Excerpts from an interface dataset
------
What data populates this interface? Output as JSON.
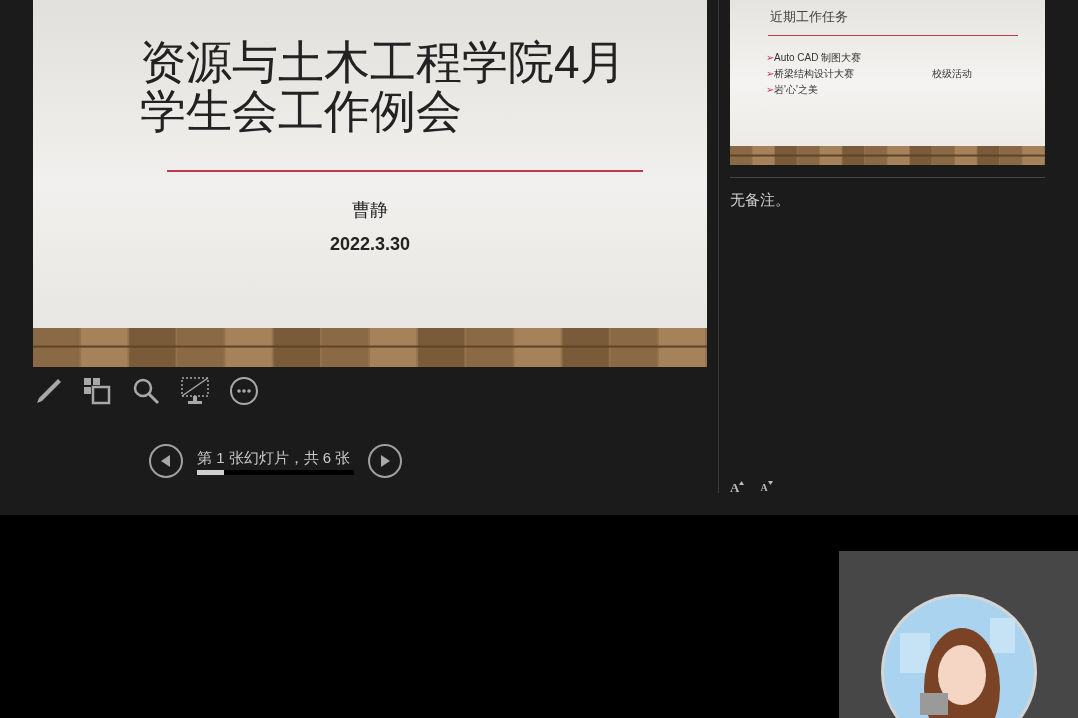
{
  "current_slide": {
    "title_lines": [
      "资源与土木工程学院4月",
      "学生会工作例会"
    ],
    "author": "曹静",
    "date": "2022.3.30"
  },
  "toolbar": [
    {
      "kind": "pen"
    },
    {
      "kind": "slides"
    },
    {
      "kind": "zoom"
    },
    {
      "kind": "black_screen"
    },
    {
      "kind": "more"
    }
  ],
  "navigation": {
    "counter": "第 1 张幻灯片，共 6 张",
    "level": 0.17
  },
  "next_slide": {
    "title": "近期工作任务",
    "bullets": [
      {
        "marker": "➢",
        "text": "Auto CAD 制图大赛"
      },
      {
        "marker": "➢",
        "text": "桥梁结构设计大赛"
      },
      {
        "marker": "➢",
        "text": "岩'心'之美"
      }
    ],
    "side_note": "校级活动"
  },
  "notes": {
    "text": "无备注。"
  },
  "font_buttons": [
    {
      "kind": "increase",
      "label": "A"
    },
    {
      "kind": "decrease",
      "label": "A"
    }
  ],
  "video_tile": {
    "kind": "avatar"
  }
}
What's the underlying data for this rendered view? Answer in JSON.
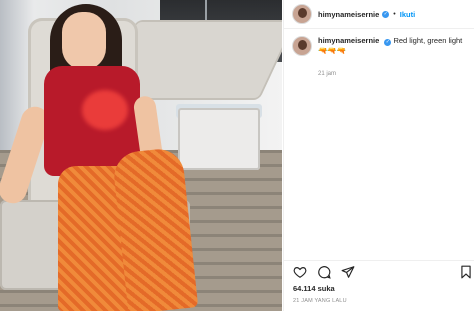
{
  "post": {
    "username": "himynameisernie",
    "follow_label": "Ikuti",
    "separator": "•",
    "caption_text": "Red light, green light 🔫🔫🔫",
    "time_short": "21 jam",
    "likes": "64.114 suka",
    "time_long": "21 JAM YANG LALU"
  },
  "icons": {
    "verified": "verified-badge-icon",
    "like": "heart-icon",
    "comment": "comment-icon",
    "share": "paper-plane-icon",
    "save": "bookmark-icon"
  },
  "colors": {
    "link": "#0095f6",
    "verified": "#3897f0",
    "muted": "#8e8e8e",
    "text": "#262626"
  }
}
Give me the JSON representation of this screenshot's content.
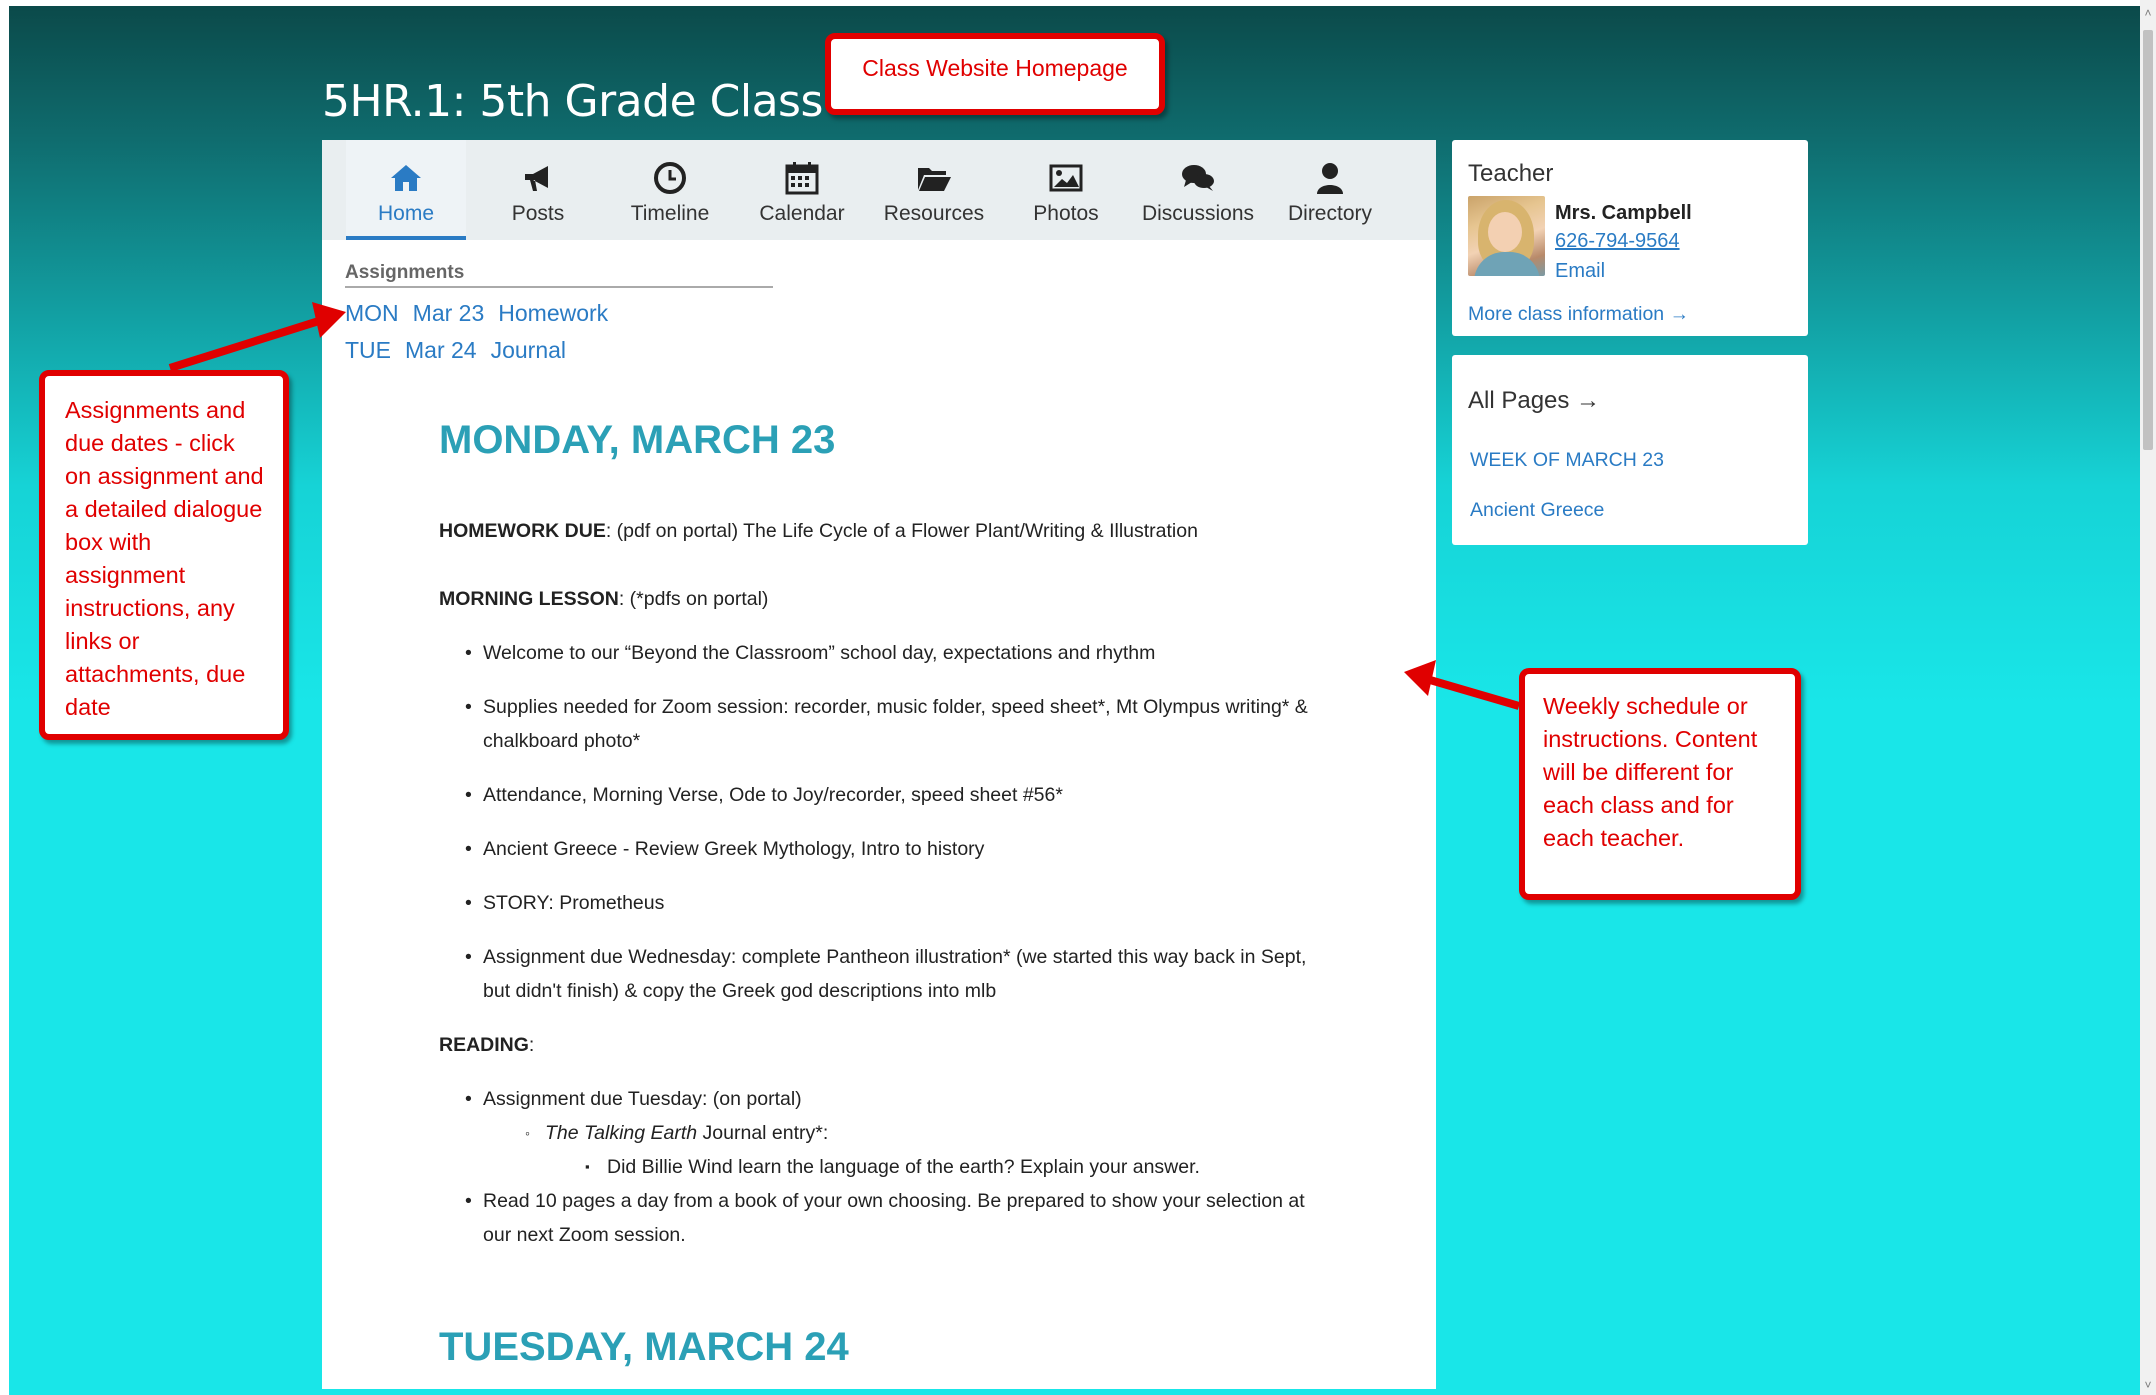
{
  "class_title": "5HR.1: 5th Grade Class",
  "nav": {
    "items": [
      {
        "label": "Home",
        "icon": "home-icon",
        "active": true
      },
      {
        "label": "Posts",
        "icon": "megaphone-icon"
      },
      {
        "label": "Timeline",
        "icon": "clock-icon"
      },
      {
        "label": "Calendar",
        "icon": "calendar-icon"
      },
      {
        "label": "Resources",
        "icon": "folder-open-icon"
      },
      {
        "label": "Photos",
        "icon": "image-icon"
      },
      {
        "label": "Discussions",
        "icon": "chat-bubbles-icon"
      },
      {
        "label": "Directory",
        "icon": "person-icon"
      }
    ]
  },
  "assignments": {
    "heading": "Assignments",
    "items": [
      {
        "day": "MON",
        "date": "Mar 23",
        "title": "Homework"
      },
      {
        "day": "TUE",
        "date": "Mar 24",
        "title": "Journal"
      }
    ]
  },
  "content": {
    "day1_heading": "MONDAY, MARCH 23",
    "homework_label": "HOMEWORK DUE",
    "homework_text": ": (pdf on portal) The Life Cycle of a Flower Plant/Writing & Illustration",
    "morning_label": "MORNING LESSON",
    "morning_text": ": (*pdfs on portal)",
    "morning_bullets": [
      "Welcome to our “Beyond the Classroom” school day, expectations and rhythm",
      "Supplies needed for Zoom session: recorder, music folder, speed sheet*, Mt Olympus writing* & chalkboard photo*",
      "Attendance, Morning Verse, Ode to Joy/recorder, speed sheet #56*",
      "Ancient Greece - Review Greek Mythology, Intro to history",
      "STORY: Prometheus",
      "Assignment due Wednesday: complete Pantheon illustration* (we started this way back in Sept, but didn't finish) & copy the Greek god descriptions into mlb"
    ],
    "reading_label": "READING",
    "reading_colon": ":",
    "reading_bullet1": "Assignment due Tuesday: (on portal)",
    "reading_sub1_italic": "The Talking Earth",
    "reading_sub1_rest": " Journal entry*:",
    "reading_sub2": "Did Billie Wind learn the language of the earth? Explain your answer.",
    "reading_bullet2": "Read 10 pages a day from a book of your own choosing. Be prepared to show your selection at our next Zoom session.",
    "day2_heading": "TUESDAY, MARCH 24"
  },
  "teacher": {
    "title": "Teacher",
    "name": "Mrs. Campbell",
    "phone": "626-794-9564",
    "email_label": "Email",
    "more_info": "More class information →"
  },
  "all_pages": {
    "title": "All Pages →",
    "links": [
      "WEEK OF MARCH 23",
      "Ancient Greece"
    ]
  },
  "callouts": {
    "top": "Class Website Homepage",
    "left": "Assignments and due dates - click on assignment and a detailed dialogue box with assignment instructions, any links or attachments, due date",
    "right": "Weekly schedule or instructions. Content will be different for each class and for each teacher."
  },
  "colors": {
    "accent_blue": "#2a7bc4",
    "heading_teal": "#2ba0b6",
    "callout_red": "#e00000",
    "background_cyan": "#19e6e8"
  }
}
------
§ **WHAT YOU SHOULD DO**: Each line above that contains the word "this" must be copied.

§ **FINISHED TASK**:
What data populates this interface? Output as JSON.
What's the underlying data for this rendered view? Answer in JSON.
Give me the JSON representation of this screenshot's content.
      "Assignment due Wednesday: complete Pantheon illustration* (we started this way back in Sept, but didn't finish) & copy the Greek god descriptions into mlb"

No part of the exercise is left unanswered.